As people in recovery ourselves, we understand the impact that alcoholism and addiction has on families and the loved ones of those afflicted. In this section we provide the best advice and resources we are aware of to support and begin the healing process for those who have been or are presently affected by living with an active addict or alcoholic.
Dealing With Addicts & Alcoholics
Trying to communicate with a person who has lost much of their capability for rational thinking due to drug and alcohol abuse can be challenging to say the least. It often seems that even the most passionate pleas for the addict or alcoholic fall on deaf ears. It’s hard to understand why anyone would deliberately continue to behave in a way that is destroying their lives and hurting the people they love the most. It helps if we can step back for a moment and understand that addiction is a disease. This does not mean that the addict is not responsible for the harm they may cause, what it does mean however, is that they are caught in the grips of an illness which compromises their ability to see the truth. Addiction robs us of the ability to appreciate the consequences of our actions and the ability to pause before acting impulsively and carelessly. The desire for another drug or drink slowly overtakes our most natural instincts until we are left a shell of our former selves.
In dealing with an active addict or alcoholic the first thing to remember is you are not just dealing with your loved one, you’re dealing with a drug or a bottle which has taken them over. This is a sick person who cannot reason and make decisions as they normally would. If you truly want to help it is very important to avoid enabling their destructive behavior or insulating them from the consequences of their behavior. Examples of enabling might include paying the rent or electric bills for an addict who has spent all their money on drugs, or giving them money because they’ve spend all they have on using and drinking.

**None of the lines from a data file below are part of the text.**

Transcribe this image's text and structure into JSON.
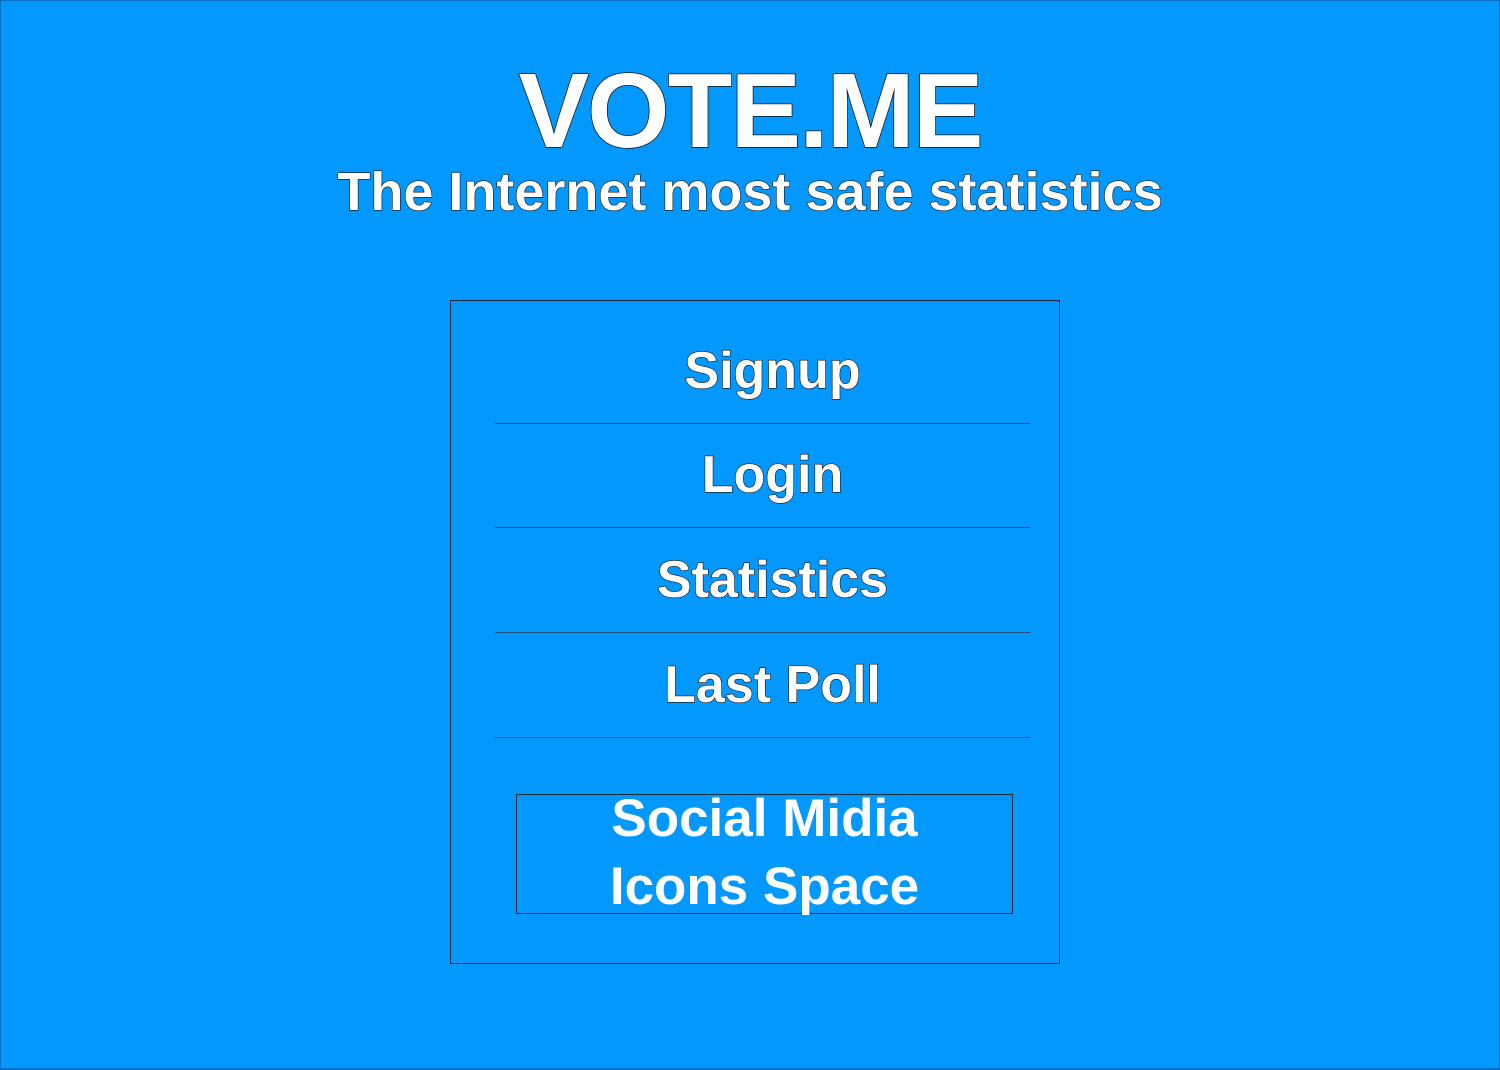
{
  "header": {
    "title": "VOTE.ME",
    "subtitle": "The Internet most safe statistics"
  },
  "menu": {
    "items": [
      {
        "label": "Signup"
      },
      {
        "label": "Login"
      },
      {
        "label": "Statistics"
      },
      {
        "label": "Last Poll"
      }
    ]
  },
  "social": {
    "line1": "Social Midia",
    "line2": "Icons Space"
  },
  "colors": {
    "background": "#0398fd",
    "text": "#ffffff",
    "outline": "#111111"
  }
}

It seems counter-intuitive, but by trying to help by giving the active addict financial support or making excuses for their behavior to others, we are actually harming them because we allow them to continue to progress in their disease. When we protect them from the consequences of their actions, we enable them to continue, we allow them to live in the fantasy that their drug and alcohol abuse isn’t really harming anything, so why not continue?
The most positive and helpful way to deal with active addicts and alcoholics is to be loving, but firm. Understanding, but unyielding when it comes to requests for money, lying, stealing or any type of dishonesty. The only thing that should be offered is the one thing which will help them most, drug and alcohol treatment. Pleas for money or shelter or alibis should be met with an offer of professional help. Sometimes this means sounding like a broken record and it isn’t always easy, but the very best thing you can do for the addict or alcoholic you love is get them into the care of professionals who can help them stop the drug and alcohol abuse and begin to get well.
A Few Words About Forgiveness
Forgiveness can be one of the most difficult processes for the family and loved ones in the journey to recovery. Be patient with yourself here as forgiveness takes time, but also know that it is the most important key to healing your relationship with the addict or alcoholic whom you love. Forgiveness is a must if we want to attain closure and move beyond past harms and resentments. It is absolutely essential if you want to begin to heal and undo the damage caused by the wrath of drug and alcohol abuse. As we say in recovery, first things first. The healing needs to begin with the person who is sick. Once they are in the safety of a drug and alcohol treatment program, the family can take a deep breath. At that point the family can work with the patients therapist, or perhaps a therapist of their own. They may also attend one of the support groups for families and loved ones touched by addiction and alcoholism. The two most well-known are AL-ANON and NAR-ANON. These fellowships have helped millions to begin to repair broken relationships devastated by drug and alcohol abuse by teaching how to love without enabling and how to forgive.
Supporting The Recovering Addict & Alcoholic
Once the grip of drug and alcohol abuse has been loosened by professional treatment, the fog begins to clear. The addict will often be in a great hurry to get back into the stream of life. They sometimes have a difficult time understanding why the trust of the people they have hurt seems so hard to come by. They can even become indignant, feeling as if they are still being persecuted unfairly for past wrongs. This will pass, it is a part of early recovery for many of us. The best thing you can do is to remain calm and measured in your responses and unwavering in your commitment to be loving, without enabling. The addict and alcoholic in must rise to the challenge of taking ownership of their own recovery. Remaining clean and sober and repairing the damage they have done over time is their responsibility. They do not have to do it alone, but ultimately their recovery is theirs to attain and sustain. The best way to support them is to let them know that while you may not be ready to forgive and forget everything just yet or trust them with the car keys and checkbook, you are willing to meet them halfway. Carefully allow them opportunities to demonstrate responsibility and trustworthiness and over time everything will begin to fall into place provided they do the work.